### [WHAT THE TASK REQUIRES]
Without altering a single character, set down all of the data below.
───── DATA SECTION ─────
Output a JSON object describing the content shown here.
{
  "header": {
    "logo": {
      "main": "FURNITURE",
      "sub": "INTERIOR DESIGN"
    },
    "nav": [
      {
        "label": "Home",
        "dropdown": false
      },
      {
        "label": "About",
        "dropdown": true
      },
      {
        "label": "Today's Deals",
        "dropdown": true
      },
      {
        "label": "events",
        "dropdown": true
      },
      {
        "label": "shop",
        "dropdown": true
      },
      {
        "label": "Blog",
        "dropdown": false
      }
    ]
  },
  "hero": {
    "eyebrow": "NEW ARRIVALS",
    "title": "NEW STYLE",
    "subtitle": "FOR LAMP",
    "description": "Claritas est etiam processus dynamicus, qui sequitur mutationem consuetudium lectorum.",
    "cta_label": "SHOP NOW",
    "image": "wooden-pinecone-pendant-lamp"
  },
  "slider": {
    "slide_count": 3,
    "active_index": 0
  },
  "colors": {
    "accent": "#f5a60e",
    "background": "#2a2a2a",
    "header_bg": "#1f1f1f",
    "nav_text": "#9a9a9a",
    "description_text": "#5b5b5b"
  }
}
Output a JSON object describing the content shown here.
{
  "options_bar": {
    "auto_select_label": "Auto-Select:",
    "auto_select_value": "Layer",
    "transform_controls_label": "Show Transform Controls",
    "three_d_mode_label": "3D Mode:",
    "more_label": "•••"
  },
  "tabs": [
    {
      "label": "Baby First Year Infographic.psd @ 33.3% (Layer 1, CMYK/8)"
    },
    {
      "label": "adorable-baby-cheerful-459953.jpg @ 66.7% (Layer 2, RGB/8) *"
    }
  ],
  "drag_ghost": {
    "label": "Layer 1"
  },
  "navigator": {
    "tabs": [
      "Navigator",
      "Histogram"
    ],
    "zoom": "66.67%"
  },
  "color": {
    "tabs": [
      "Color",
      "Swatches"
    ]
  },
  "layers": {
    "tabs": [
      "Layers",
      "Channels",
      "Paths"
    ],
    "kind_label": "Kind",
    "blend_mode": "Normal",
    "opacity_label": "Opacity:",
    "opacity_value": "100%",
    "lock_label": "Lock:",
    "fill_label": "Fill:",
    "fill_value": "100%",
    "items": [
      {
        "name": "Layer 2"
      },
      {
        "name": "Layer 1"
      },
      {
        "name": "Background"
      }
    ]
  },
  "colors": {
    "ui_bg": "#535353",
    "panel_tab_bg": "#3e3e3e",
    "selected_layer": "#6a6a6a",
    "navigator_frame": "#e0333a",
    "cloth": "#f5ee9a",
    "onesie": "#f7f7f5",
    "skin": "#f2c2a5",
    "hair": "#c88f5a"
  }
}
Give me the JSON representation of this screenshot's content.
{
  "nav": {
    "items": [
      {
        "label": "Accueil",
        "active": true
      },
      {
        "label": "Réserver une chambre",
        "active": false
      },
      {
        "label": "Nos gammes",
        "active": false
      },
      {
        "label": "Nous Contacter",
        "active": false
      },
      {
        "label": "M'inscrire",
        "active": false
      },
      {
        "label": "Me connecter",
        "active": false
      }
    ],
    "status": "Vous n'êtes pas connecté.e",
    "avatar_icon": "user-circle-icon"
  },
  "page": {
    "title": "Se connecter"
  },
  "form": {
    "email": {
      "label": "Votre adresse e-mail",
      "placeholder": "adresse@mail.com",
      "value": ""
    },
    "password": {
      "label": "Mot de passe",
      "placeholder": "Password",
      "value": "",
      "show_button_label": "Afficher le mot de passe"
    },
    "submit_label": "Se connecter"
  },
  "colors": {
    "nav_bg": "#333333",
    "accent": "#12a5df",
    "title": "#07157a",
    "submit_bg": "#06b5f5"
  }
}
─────
### [EXERCISE OUTPUT]
Output a JSON object describing the content shown here.
{
  "header": {
    "logo": {
      "main": "FURNITURE",
      "sub": "INTERIOR DESIGN"
    },
    "nav": [
      {
        "label": "Home",
        "dropdown": false
      },
      {
        "label": "About",
        "dropdown": true
      },
      {
        "label": "Today's Deals",
        "dropdown": true
      },
      {
        "label": "events",
        "dropdown": true
      },
      {
        "label": "shop",
        "dropdown": true
      },
      {
        "label": "Blog",
        "dropdown": false
      }
    ]
  },
  "hero": {
    "eyebrow": "NEW ARRIVALS",
    "title": "NEW STYLE",
    "subtitle": "FOR LAMP",
    "description": "Claritas est etiam processus dynamicus, qui sequitur mutationem consuetudium lectorum.",
    "cta_label": "SHOP NOW",
    "image": "wooden-pinecone-pendant-lamp"
  },
  "slider": {
    "slide_count": 3,
    "active_index": 0
  },
  "colors": {
    "accent": "#f5a60e",
    "background": "#2a2a2a",
    "header_bg": "#1f1f1f",
    "nav_text": "#9a9a9a",
    "description_text": "#5b5b5b"
  }
}
Output a JSON object describing the content shown here.
{
  "options_bar": {
    "auto_select_label": "Auto-Select:",
    "auto_select_value": "Layer",
    "transform_controls_label": "Show Transform Controls",
    "three_d_mode_label": "3D Mode:",
    "more_label": "•••"
  },
  "tabs": [
    {
      "label": "Baby First Year Infographic.psd @ 33.3% (Layer 1, CMYK/8)"
    },
    {
      "label": "adorable-baby-cheerful-459953.jpg @ 66.7% (Layer 2, RGB/8) *"
    }
  ],
  "drag_ghost": {
    "label": "Layer 1"
  },
  "navigator": {
    "tabs": [
      "Navigator",
      "Histogram"
    ],
    "zoom": "66.67%"
  },
  "color": {
    "tabs": [
      "Color",
      "Swatches"
    ]
  },
  "layers": {
    "tabs": [
      "Layers",
      "Channels",
      "Paths"
    ],
    "kind_label": "Kind",
    "blend_mode": "Normal",
    "opacity_label": "Opacity:",
    "opacity_value": "100%",
    "lock_label": "Lock:",
    "fill_label": "Fill:",
    "fill_value": "100%",
    "items": [
      {
        "name": "Layer 2"
      },
      {
        "name": "Layer 1"
      },
      {
        "name": "Background"
      }
    ]
  },
  "colors": {
    "ui_bg": "#535353",
    "panel_tab_bg": "#3e3e3e",
    "selected_layer": "#6a6a6a",
    "navigator_frame": "#e0333a",
    "cloth": "#f5ee9a",
    "onesie": "#f7f7f5",
    "skin": "#f2c2a5",
    "hair": "#c88f5a"
  }
}
Give me the JSON representation of this screenshot's content.
{
  "nav": {
    "items": [
      {
        "label": "Accueil",
        "active": true
      },
      {
        "label": "Réserver une chambre",
        "active": false
      },
      {
        "label": "Nos gammes",
        "active": false
      },
      {
        "label": "Nous Contacter",
        "active": false
      },
      {
        "label": "M'inscrire",
        "active": false
      },
      {
        "label": "Me connecter",
        "active": false
      }
    ],
    "status": "Vous n'êtes pas connecté.e",
    "avatar_icon": "user-circle-icon"
  },
  "page": {
    "title": "Se connecter"
  },
  "form": {
    "email": {
      "label": "Votre adresse e-mail",
      "placeholder": "adresse@mail.com",
      "value": ""
    },
    "password": {
      "label": "Mot de passe",
      "placeholder": "Password",
      "value": "",
      "show_button_label": "Afficher le mot de passe"
    },
    "submit_label": "Se connecter"
  },
  "colors": {
    "nav_bg": "#333333",
    "accent": "#12a5df",
    "title": "#07157a",
    "submit_bg": "#06b5f5"
  }
}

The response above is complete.